Uh, thanks for insinuating that I basically want my kids to get cancer, Mom Lady. Sheesh. Way to suck all the fun out of grilling.

So while most of the mommy population seems to have this problem of covering their mommy-asses whenever they say anything, ever, it seems like it’s more common among the homeschooling population. This is probably due to the fact that the homeschooling population is self-selecting. Of all parents, which ones do you think are going to be most likely to decide that public school is inadequate for their children’s needs? Ones who feed their kids 12 hot dogs a month, cancer be damned, or those whose kids would be hard pressed to recognize a hot dog? So I’ve decided to try and recruit my less militant friends who are on the fence about homeschooling. This is going to make me super annoying, I know it. It probably won’t work, either. But I want my kids to have friends. Preferably friends where I don’t feel like the other mothers are constantly outraged at how I raise my children and therefore will never let their kids play at my house and would really prefer it if they didn’t hang out with my kids at all, but they can’t actually say that because that would lack the appropriate passive-aggressiveness they’ve become accustom to. They could always stick a smiley face at the end of the email they eventually write to break the news; everyone knows no one can get mad at you if you put a smiley in there :).

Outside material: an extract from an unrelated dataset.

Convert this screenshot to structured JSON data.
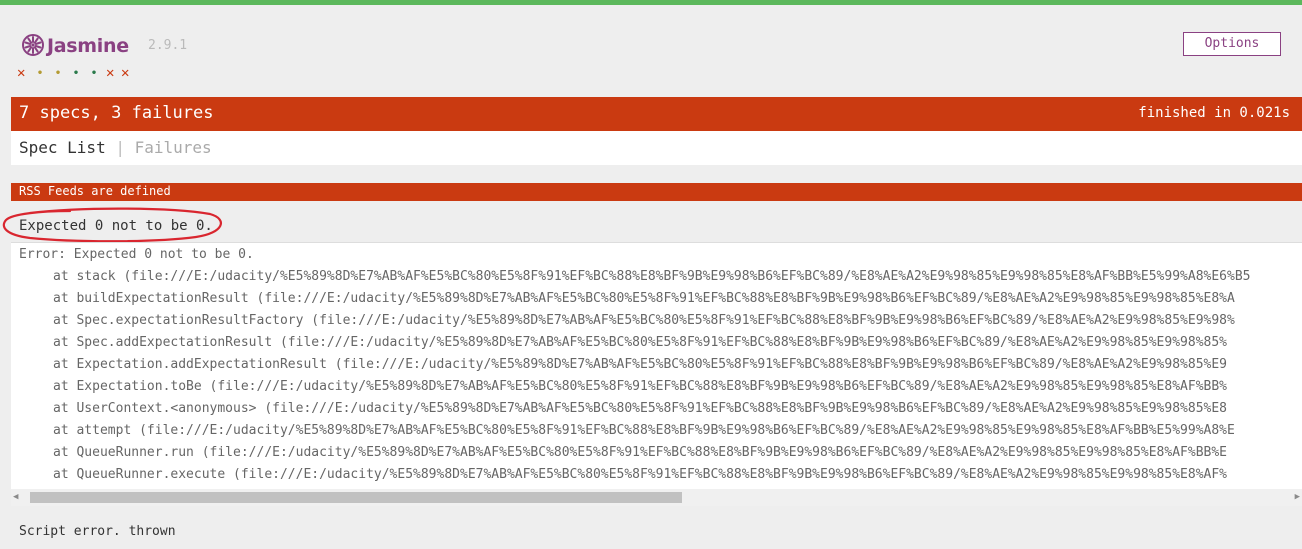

Maybe I’ll start a Meet Up Group: “Normal Homeschoolers.” After all, everyone knows that if you want to get the really militant homeschoolers, you label your group “Gifted Homeschoolers” because everyone who homeschools has gifted children. Homeschoolers have one hell of a bell curve.

(As a post script, I’m basically trying to summon up the courage to keep going to homeschooling things in the hopes I will meet some kindred spirits without getting too discouraged and quitting all together)